Then the shooting at the Super Bowl celebration rally that killed one person and injured at least 23 others happened. And suddenly, pushing for more gun-freedoms was not a good look. So they scrapped the bills — at least for now.

"While I do think both proposals are worthy of debate, they have no path to becoming law at this point," said Republican House Majority Leader Jonathan Patterson. "Now is not the appropriate time to be taking up those bills and therefore they will not be brought up this session."

From the Kansas City Star:

The decision from Patterson, who is in line to be speaker of the Missouri House next year should he win reelection, comes as local officials, Chiefs players and Kansas Citians who were at the parade and rally have called for the state to reexamine its lax approach to gun regulations.

Patterson is one of the first Missouri Republicans to acknowledge a need to examine the state's gun laws in the wake of the shooting. Republicans, including Gov. Mike Parson and House Speaker Dean Plocher, have either avoided the issue or pushed back on the idea of reopening the laws.

Plocher, a St. Louis-area Republican, on Thursday largely refused to answer questions about the state's gun laws and abruptly ended a news conference after he was asked repeatedly about the shooting. …

Sen. Greg Razer, a Kansas City Democrat who represents the area where the shooting happened, said that it was shameful that it took a mass shooting for Republicans to decide not to pursue the legislation.

"It's a shame that it took a tragedy, what happened at the Chiefs parade, for them to scrap those three terrible ideas," he said. "I'm sure they'll be back next year. You know, the speaker didn't have time to be wrapped up in Kansas City on Thursday with his press conference."

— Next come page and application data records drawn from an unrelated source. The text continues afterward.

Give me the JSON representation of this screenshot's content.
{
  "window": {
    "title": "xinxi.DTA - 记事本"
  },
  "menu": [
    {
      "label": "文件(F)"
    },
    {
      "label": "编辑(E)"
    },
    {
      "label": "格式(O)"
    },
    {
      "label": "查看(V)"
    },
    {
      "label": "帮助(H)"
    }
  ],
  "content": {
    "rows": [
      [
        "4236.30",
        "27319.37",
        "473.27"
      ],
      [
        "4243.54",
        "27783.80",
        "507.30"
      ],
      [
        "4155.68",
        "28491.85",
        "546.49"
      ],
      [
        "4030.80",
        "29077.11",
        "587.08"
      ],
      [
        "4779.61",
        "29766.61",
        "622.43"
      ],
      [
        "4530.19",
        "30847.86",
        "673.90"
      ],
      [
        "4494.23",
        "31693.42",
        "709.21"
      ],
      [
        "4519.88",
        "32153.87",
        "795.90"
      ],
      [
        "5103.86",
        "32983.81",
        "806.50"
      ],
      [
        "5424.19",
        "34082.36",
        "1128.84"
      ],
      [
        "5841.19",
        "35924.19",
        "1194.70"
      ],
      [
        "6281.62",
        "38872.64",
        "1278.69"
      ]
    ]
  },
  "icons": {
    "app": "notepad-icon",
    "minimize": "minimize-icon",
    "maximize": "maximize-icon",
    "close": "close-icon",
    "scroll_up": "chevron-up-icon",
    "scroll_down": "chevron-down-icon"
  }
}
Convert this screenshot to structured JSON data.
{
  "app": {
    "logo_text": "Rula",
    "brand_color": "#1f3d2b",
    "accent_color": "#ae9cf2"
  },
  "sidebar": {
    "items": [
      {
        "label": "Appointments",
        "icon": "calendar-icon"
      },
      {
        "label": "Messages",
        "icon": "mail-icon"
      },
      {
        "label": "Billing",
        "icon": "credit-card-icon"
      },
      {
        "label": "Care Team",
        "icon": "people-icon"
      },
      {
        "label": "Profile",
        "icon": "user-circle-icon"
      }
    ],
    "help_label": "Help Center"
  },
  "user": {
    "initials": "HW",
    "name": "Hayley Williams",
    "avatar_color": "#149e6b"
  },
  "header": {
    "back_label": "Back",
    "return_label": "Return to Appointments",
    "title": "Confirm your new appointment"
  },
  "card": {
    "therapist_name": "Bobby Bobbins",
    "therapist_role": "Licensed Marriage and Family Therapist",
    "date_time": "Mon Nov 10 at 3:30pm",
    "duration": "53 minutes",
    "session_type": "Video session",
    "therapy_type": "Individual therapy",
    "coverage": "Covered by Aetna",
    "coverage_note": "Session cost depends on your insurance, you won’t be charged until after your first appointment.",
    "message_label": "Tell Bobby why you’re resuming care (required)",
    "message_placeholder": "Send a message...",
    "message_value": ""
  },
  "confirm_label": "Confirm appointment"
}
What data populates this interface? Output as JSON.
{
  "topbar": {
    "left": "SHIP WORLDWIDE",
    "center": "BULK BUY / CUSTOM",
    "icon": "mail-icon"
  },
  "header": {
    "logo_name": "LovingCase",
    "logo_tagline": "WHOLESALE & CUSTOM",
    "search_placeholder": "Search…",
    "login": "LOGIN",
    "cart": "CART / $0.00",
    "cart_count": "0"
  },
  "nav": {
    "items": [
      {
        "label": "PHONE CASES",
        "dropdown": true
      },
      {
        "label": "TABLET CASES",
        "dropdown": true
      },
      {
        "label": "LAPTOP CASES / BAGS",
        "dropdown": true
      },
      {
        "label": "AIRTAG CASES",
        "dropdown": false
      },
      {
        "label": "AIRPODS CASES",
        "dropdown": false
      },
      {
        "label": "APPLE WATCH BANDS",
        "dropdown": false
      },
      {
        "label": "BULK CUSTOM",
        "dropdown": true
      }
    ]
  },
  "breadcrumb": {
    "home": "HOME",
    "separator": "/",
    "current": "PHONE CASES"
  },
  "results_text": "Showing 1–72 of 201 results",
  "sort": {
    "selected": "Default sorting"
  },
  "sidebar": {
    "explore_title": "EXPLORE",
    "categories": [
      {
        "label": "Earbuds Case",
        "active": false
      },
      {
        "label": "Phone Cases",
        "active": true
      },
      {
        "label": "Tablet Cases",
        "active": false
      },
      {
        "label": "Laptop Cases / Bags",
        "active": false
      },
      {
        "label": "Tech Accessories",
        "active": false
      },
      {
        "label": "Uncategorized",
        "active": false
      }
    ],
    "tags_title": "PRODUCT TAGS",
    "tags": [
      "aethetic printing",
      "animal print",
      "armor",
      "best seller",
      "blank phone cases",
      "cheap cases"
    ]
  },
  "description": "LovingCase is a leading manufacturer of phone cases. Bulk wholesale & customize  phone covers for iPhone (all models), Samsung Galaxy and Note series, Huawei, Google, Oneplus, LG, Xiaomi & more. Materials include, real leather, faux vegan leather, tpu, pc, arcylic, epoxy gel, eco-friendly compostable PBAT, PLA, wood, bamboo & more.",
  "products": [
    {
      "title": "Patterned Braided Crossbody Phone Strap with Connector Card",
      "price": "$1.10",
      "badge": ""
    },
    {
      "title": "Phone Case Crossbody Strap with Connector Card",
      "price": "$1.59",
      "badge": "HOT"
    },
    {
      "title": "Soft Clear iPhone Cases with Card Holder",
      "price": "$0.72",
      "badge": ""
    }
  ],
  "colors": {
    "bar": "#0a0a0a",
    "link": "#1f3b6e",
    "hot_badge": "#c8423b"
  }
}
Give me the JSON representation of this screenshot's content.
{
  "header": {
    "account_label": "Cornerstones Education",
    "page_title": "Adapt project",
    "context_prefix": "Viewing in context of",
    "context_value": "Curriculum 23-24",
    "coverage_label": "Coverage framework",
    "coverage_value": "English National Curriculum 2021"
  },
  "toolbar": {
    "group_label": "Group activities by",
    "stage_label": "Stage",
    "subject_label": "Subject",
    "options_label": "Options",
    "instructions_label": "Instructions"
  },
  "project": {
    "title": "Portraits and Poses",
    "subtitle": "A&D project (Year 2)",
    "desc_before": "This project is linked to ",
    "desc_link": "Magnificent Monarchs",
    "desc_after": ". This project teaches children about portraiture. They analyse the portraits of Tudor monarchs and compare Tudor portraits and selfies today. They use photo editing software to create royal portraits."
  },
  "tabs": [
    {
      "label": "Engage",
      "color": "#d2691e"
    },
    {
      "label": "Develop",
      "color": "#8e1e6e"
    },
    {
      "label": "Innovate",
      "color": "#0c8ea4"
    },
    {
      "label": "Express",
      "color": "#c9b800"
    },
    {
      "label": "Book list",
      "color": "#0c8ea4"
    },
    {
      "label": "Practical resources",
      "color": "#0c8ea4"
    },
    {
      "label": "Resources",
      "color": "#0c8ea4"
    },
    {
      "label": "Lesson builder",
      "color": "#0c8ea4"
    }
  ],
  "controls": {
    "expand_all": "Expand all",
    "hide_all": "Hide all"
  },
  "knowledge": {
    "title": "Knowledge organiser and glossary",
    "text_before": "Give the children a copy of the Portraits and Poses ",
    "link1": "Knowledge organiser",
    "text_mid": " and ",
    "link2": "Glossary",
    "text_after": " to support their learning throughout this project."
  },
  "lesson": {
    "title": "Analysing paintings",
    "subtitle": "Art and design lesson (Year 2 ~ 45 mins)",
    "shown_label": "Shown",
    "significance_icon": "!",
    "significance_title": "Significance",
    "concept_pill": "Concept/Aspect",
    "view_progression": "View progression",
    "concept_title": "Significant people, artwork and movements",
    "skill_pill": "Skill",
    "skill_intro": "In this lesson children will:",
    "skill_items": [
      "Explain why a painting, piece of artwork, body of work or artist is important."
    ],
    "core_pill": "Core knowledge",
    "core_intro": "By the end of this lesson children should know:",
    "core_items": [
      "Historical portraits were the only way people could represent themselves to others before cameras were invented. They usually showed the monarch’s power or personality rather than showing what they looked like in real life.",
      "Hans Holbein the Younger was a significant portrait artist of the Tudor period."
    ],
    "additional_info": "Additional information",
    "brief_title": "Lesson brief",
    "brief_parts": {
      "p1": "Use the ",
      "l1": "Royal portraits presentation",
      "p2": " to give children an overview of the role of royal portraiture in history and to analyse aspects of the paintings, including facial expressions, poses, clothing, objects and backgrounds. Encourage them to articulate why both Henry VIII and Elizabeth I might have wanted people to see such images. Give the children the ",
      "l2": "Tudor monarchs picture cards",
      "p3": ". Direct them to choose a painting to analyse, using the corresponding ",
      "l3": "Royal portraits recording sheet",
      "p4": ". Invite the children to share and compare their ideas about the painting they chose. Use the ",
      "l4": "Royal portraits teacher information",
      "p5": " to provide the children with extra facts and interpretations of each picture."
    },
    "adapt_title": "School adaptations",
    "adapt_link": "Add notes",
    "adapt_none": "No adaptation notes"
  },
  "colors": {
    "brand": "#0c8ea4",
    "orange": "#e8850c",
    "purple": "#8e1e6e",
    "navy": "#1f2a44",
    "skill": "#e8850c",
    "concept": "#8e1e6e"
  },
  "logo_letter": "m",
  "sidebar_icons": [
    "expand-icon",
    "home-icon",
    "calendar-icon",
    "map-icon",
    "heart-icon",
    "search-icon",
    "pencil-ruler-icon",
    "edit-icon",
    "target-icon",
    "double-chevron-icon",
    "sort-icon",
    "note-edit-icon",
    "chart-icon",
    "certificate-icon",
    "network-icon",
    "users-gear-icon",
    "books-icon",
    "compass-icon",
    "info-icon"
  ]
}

Two teenagers were charged in connection to the shooting and, as of last Friday, were being held in a juvenile detention center.